To do: Wherever "Demo" appears in a line of the listing, report that line.

————————

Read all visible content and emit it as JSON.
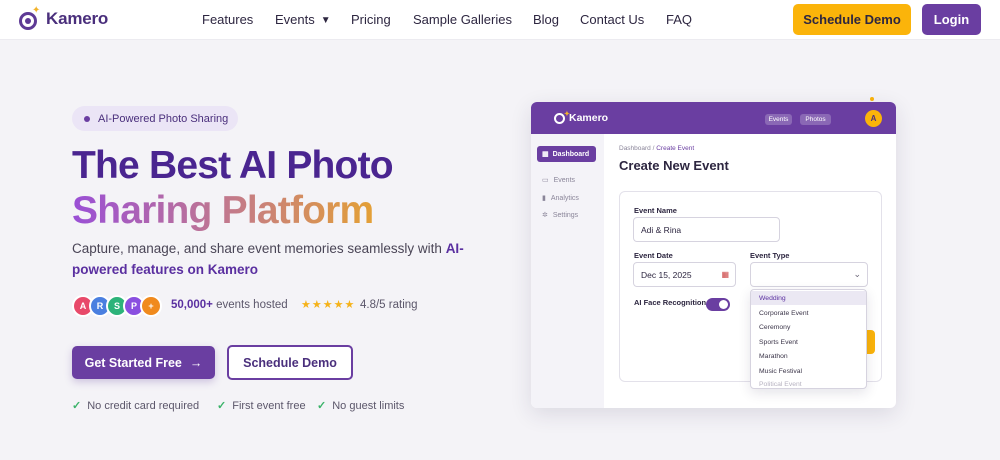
{
  "nav": {
    "brand": "Kamero",
    "links": [
      "Features",
      "Events",
      "Pricing",
      "Sample Galleries",
      "Blog",
      "Contact Us",
      "FAQ"
    ],
    "cta_demo": "Schedule Demo",
    "cta_login": "Login"
  },
  "hero": {
    "badge": "AI-Powered Photo Sharing",
    "title_line1": "The Best AI Photo",
    "title_line2": "Sharing Platform",
    "subtitle_part1": "Capture, manage, and share event memories seamlessly with ",
    "subtitle_bold": "AI-powered features on Kamero",
    "avatars": [
      "A",
      "R",
      "S",
      "P",
      "+"
    ],
    "avatar_colors": [
      "#e8496a",
      "#4a7fe0",
      "#2db37a",
      "#8a4fe0",
      "#f08a1e"
    ],
    "events_count": "50,000+",
    "events_label": "events hosted",
    "stars": "★★★★★",
    "rating": "4.8/5 rating",
    "primary_button": "Get Started Free",
    "secondary_button": "Schedule Demo",
    "checks": [
      "No credit card required",
      "First event free",
      "No guest limits"
    ]
  },
  "mockup": {
    "brand": "Kamero",
    "header_pills": [
      "Events",
      "Photos"
    ],
    "user_initial": "A",
    "sidebar": [
      "Dashboard",
      "Events",
      "Analytics",
      "Settings"
    ],
    "breadcrumb_root": "Dashboard /",
    "breadcrumb_current": "Create Event",
    "title": "Create New Event",
    "event_name_label": "Event Name",
    "event_name_value": "Adi & Rina",
    "event_date_label": "Event Date",
    "event_date_value": "Dec 15, 2025",
    "event_type_label": "Event Type",
    "face_recognition_label": "AI Face Recognition",
    "face_recognition_on": true,
    "event_type_options": [
      "Wedding",
      "Corporate Event",
      "Ceremony",
      "Sports Event",
      "Marathon",
      "Music Festival",
      "Political Event"
    ],
    "event_type_highlighted": "Wedding"
  },
  "colors": {
    "brand_purple": "#6a3ea1",
    "accent_yellow": "#fbb40a",
    "check_green": "#3bb36a"
  }
}
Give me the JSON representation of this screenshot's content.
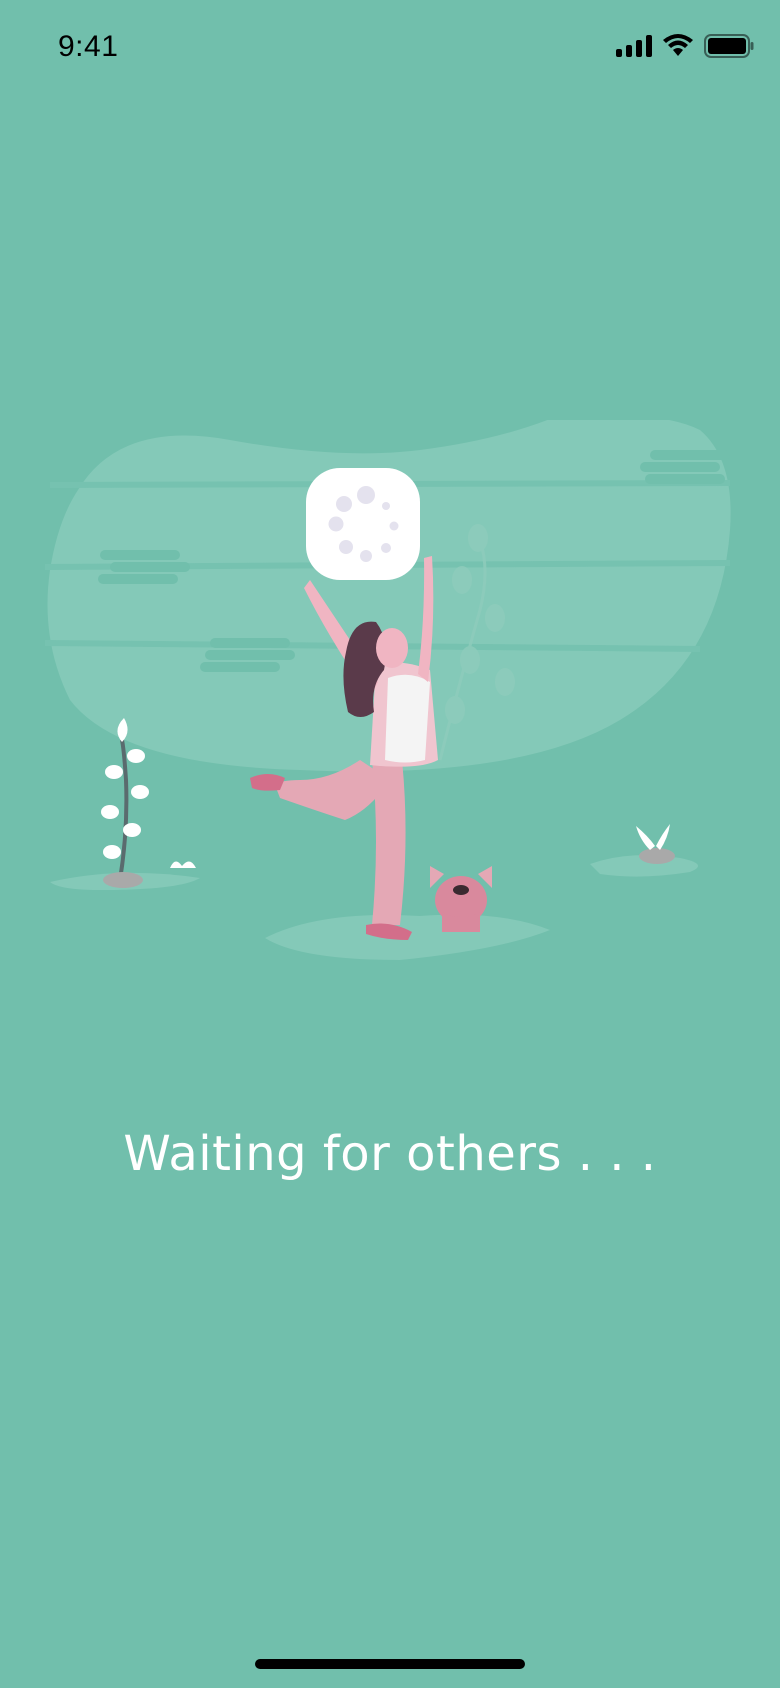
{
  "status_bar": {
    "time": "9:41",
    "icons": [
      "signal-icon",
      "wifi-icon",
      "battery-icon"
    ]
  },
  "illustration": {
    "elements": [
      "loading-spinner-icon",
      "dancing-woman",
      "dog",
      "plant",
      "rocks"
    ]
  },
  "message": {
    "text": "Waiting for others . . ."
  },
  "colors": {
    "background": "#71bfac",
    "blob": "#84c9b8",
    "text": "#ffffff",
    "accent": "#e4a8b5"
  }
}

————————

Expected answer:
    "cta_demo": "Schedule Demo",
    "secondary_button": "Schedule Demo",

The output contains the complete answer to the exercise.